D.H. Gustafson Family Vineyards.  Surprise of the weekend!  For our money and our preferences, these guys can’t seem to make any bad wines.  Why did it take us so long to get there?  Because, literally, it took us a long time to get there—this winery is tucked away on Skaggs Spring Road which is a 10-15 minute drive from the nearest DCV winery on Dry Creek Road.  Ms. R, who served as chauffeur for most of the weekend, bitched and moaned the whole way there.  Thankfully the wines made her shut her mouth.  Oh look, another Rosé made it to our favorites list:

2010 Estate Rosé of Syrah.  This one reminded me of some of the Burgundian Rosés I’ve had in the past.  This baby qualifies for the LPR award (Liquid Pants Remover)!  Ms. R agrees.  Rated ** ½

As for the other Gustafson wines, I hope that we are not wrong in our assessment.  Since I have ordered some, I will find out soon enough!

Cheers y Salud!

Advertisements

Posted May 6, 2011 by Sybarite Sauvage in Food-Wine-Love

2 responses to “Dry Creek Valley Passport Weekend

Subscribe to comments with RSS.

  1. Dear Sybarite Sauvage, I admire your leadership in creating information on this topic!

    • Hey, I’m always willing to lead if there’s a great party at the destination. If you like that, check out today’s review of DCV’s own Wilson Family Winery Diane’s Reserve Zinfandel 2006.

      And definitely make the tri-tip!

      Thanks for the support, Ron!

Leave a Reply

Fill in your details below or click an icon to log in:

WordPress.com Logo

You are commenting using your WordPress.com account. Log Out / Change )

Twitter picture

You are commenting using your Twitter account. Log Out / Change )

Facebook photo

You are commenting using your Facebook account. Log Out / Change )

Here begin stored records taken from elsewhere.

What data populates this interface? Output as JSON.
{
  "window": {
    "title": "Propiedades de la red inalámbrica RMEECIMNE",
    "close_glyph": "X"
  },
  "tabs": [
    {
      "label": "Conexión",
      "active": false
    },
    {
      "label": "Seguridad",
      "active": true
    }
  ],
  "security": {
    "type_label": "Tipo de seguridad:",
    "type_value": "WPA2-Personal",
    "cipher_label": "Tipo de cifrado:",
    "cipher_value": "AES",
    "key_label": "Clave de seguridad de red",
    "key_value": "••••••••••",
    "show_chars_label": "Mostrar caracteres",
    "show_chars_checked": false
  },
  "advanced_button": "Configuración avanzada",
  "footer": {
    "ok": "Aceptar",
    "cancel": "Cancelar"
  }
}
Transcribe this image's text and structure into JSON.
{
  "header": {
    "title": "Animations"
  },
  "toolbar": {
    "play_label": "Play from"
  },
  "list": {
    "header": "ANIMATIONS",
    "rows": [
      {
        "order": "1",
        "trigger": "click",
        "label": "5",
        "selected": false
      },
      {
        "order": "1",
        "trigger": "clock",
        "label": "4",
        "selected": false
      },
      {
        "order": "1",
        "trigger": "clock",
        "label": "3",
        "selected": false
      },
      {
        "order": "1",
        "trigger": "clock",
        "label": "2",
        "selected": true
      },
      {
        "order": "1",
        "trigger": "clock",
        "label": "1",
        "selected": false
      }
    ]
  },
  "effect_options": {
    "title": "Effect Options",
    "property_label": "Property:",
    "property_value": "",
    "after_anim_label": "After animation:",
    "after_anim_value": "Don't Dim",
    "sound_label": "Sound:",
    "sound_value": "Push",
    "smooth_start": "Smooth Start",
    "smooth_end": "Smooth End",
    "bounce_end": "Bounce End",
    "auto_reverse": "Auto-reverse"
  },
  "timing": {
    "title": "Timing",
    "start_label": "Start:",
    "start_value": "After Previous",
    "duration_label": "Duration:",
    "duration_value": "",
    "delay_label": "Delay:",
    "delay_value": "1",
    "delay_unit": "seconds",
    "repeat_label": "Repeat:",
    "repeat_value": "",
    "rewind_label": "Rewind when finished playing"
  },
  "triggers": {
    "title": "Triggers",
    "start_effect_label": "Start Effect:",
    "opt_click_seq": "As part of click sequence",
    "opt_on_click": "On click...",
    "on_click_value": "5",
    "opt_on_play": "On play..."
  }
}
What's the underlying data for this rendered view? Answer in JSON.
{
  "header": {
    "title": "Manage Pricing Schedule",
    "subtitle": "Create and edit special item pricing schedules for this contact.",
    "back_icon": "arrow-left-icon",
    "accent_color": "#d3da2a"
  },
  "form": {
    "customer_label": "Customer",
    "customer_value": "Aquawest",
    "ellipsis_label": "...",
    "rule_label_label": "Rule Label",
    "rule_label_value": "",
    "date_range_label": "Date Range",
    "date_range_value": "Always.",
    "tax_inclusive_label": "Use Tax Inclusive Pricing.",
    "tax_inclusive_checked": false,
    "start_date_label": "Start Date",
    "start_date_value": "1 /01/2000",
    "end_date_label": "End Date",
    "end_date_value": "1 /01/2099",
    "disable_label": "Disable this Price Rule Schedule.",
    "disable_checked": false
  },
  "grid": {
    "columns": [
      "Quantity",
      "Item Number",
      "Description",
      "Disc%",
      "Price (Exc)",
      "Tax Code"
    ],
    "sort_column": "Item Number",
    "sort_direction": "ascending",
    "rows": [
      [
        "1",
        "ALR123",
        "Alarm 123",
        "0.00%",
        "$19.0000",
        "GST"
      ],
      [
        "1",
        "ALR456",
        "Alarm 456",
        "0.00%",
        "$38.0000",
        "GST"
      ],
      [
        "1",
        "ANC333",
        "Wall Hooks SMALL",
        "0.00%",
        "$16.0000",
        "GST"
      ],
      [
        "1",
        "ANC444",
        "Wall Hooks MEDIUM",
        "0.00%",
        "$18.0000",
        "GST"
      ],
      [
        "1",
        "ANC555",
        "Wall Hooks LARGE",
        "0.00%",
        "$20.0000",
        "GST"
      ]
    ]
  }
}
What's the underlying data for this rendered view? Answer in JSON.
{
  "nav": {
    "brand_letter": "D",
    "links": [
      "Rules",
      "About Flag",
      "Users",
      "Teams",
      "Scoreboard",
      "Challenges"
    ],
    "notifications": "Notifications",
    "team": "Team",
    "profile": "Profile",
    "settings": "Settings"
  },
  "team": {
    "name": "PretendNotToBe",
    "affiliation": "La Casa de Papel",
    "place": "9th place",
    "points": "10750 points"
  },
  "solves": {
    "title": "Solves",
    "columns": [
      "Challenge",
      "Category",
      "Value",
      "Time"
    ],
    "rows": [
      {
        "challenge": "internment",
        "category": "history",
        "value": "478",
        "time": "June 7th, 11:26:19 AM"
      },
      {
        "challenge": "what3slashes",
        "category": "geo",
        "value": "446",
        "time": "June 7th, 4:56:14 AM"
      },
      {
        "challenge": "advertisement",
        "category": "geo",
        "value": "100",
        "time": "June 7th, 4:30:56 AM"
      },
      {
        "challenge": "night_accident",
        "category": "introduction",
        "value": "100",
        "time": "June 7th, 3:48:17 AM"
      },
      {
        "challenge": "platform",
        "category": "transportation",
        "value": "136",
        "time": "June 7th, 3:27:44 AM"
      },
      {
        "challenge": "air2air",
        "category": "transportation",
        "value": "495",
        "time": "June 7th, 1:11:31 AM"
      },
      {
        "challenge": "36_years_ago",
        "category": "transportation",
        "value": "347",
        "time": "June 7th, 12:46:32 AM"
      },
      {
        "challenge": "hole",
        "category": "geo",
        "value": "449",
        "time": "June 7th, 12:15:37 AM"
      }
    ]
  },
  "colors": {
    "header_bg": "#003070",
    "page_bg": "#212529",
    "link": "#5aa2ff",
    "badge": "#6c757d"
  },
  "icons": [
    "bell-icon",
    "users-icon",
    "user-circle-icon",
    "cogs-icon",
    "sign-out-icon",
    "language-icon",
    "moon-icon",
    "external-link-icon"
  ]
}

Google+ photo

You are commenting using your Google+ account. Log Out / Change )

Connecting to %s

%d bloggers like this: